Go through the entries and tally the lines containing the word "PLCSIM". Only the total is wanted.
[[ RECORDS TO PROCESS, beginning ]]
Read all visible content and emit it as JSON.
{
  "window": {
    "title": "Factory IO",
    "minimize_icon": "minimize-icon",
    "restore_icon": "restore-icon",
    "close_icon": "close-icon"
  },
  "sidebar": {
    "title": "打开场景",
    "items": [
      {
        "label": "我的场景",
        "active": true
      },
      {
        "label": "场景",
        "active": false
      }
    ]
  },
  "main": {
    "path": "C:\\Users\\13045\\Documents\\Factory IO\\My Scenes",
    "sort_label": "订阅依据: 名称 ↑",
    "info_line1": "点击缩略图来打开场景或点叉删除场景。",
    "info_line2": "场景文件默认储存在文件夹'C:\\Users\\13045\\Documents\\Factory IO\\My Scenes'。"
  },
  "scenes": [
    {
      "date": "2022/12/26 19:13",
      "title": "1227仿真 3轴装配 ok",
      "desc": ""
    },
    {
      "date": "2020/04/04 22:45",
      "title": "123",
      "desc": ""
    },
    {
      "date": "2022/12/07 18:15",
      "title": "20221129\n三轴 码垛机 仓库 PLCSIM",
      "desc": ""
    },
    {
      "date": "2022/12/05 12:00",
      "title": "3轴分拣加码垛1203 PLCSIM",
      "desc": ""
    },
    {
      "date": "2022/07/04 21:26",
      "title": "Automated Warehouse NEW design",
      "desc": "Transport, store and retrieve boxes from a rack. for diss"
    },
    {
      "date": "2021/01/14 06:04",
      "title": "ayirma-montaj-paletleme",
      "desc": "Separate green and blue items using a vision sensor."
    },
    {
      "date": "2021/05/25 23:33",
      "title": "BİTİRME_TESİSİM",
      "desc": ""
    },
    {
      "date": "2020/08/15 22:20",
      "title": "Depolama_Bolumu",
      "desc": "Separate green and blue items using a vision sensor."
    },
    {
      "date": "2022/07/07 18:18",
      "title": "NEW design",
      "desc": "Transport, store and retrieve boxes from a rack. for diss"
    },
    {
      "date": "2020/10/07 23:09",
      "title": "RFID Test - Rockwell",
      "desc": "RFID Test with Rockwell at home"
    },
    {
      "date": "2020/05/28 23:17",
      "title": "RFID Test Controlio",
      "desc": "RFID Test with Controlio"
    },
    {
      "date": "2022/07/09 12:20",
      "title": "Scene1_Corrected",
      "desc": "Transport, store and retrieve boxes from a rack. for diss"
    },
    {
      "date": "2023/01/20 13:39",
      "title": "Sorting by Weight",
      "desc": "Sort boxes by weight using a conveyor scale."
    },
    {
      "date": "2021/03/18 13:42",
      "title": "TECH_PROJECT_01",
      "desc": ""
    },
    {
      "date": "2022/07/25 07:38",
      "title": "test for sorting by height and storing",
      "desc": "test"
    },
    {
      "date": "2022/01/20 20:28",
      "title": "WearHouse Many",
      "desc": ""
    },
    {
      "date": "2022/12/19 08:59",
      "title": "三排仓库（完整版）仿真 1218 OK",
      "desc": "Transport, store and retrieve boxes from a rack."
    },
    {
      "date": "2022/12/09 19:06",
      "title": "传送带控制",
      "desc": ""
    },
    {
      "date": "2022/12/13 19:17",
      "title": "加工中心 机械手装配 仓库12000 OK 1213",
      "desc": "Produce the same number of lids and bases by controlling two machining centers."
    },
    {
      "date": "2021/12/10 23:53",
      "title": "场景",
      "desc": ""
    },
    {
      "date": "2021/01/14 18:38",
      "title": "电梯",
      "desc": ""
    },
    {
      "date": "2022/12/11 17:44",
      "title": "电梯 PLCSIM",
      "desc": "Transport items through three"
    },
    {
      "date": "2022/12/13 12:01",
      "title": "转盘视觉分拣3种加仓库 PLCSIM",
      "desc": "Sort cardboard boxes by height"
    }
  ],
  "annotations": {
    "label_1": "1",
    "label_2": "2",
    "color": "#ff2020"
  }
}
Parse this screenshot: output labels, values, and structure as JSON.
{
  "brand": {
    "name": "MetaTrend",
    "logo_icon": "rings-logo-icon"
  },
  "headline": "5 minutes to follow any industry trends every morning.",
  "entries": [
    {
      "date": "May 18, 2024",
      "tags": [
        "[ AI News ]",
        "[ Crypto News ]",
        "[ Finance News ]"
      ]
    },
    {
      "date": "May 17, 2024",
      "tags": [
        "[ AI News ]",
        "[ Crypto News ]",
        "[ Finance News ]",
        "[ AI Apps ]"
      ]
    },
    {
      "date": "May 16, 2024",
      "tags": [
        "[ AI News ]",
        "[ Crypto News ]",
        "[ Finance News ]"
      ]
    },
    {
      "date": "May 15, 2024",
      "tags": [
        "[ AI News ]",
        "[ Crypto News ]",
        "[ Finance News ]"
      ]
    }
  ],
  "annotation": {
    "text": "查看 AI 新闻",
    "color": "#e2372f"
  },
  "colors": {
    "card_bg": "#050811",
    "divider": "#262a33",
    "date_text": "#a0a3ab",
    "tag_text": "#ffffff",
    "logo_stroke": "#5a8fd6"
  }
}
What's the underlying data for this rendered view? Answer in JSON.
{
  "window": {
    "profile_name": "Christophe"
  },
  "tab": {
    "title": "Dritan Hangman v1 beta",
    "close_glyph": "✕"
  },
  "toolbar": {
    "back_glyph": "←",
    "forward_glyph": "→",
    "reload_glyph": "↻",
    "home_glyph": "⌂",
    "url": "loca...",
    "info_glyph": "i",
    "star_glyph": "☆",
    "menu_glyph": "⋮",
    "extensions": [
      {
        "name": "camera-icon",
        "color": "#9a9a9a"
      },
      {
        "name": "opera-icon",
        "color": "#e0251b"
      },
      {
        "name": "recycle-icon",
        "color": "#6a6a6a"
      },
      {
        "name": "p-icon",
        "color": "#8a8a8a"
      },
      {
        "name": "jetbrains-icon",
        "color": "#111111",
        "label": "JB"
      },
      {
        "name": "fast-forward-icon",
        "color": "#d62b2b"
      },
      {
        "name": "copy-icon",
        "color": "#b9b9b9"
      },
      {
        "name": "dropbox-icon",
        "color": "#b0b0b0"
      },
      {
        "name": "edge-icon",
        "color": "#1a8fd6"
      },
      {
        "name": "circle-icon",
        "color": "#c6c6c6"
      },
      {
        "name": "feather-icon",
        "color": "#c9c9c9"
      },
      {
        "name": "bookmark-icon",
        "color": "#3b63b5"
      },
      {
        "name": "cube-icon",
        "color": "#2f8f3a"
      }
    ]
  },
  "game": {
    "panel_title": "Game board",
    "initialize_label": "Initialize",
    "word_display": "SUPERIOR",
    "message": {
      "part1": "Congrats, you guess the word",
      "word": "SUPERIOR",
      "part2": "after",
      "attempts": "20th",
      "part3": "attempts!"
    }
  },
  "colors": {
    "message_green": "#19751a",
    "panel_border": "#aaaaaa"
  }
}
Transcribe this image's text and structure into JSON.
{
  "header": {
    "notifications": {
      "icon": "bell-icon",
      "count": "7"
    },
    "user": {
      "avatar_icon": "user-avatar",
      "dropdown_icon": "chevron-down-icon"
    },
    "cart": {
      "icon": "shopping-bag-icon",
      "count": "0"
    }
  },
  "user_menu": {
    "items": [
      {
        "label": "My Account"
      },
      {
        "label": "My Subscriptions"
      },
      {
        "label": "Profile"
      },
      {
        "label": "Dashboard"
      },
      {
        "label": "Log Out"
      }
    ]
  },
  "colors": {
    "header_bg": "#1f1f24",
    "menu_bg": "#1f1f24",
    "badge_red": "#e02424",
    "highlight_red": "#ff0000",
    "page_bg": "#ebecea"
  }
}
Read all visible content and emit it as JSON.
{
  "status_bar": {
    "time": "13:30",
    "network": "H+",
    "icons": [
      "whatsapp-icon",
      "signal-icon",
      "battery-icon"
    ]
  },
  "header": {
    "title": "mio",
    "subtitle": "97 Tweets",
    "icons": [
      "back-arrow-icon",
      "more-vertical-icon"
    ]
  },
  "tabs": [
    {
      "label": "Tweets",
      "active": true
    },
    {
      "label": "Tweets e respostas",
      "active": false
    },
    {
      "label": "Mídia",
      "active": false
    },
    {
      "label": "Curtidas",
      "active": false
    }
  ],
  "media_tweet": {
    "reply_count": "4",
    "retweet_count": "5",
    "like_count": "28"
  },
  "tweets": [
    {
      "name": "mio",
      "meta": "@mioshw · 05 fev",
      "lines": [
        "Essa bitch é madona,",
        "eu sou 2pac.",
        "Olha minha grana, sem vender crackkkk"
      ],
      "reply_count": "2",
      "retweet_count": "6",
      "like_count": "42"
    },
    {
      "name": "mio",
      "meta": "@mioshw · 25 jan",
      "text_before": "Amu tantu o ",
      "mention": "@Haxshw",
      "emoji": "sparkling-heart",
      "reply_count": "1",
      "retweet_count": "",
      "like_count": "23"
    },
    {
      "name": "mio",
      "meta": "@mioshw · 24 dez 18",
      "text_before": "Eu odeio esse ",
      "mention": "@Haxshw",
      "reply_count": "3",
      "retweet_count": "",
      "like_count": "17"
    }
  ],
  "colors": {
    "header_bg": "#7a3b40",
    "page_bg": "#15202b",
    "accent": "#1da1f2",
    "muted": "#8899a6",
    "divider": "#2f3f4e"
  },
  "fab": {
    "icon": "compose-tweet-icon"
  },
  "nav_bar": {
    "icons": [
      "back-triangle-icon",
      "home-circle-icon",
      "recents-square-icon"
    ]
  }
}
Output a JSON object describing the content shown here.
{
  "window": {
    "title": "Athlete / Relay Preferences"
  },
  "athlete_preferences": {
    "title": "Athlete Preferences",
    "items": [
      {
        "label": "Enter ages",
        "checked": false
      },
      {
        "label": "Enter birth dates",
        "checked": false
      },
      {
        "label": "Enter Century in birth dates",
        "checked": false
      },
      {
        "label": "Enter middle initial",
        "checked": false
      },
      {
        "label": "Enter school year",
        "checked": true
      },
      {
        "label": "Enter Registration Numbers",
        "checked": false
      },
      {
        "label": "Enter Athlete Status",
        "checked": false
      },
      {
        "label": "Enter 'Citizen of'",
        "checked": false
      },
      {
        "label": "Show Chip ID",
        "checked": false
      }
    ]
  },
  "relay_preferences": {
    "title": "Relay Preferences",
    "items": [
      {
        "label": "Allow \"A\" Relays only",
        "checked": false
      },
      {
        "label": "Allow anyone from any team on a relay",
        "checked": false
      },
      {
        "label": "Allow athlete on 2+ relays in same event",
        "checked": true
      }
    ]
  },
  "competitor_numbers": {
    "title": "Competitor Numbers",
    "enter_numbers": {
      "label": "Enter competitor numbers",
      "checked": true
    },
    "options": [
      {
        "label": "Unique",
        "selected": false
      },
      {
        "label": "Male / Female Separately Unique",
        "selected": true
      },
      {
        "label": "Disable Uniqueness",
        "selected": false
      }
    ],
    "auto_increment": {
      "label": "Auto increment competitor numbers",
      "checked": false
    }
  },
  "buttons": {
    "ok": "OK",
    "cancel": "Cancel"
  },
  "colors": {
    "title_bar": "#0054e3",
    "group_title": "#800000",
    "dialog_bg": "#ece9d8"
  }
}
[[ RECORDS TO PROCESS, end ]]
## RESULT OF THE TASK
4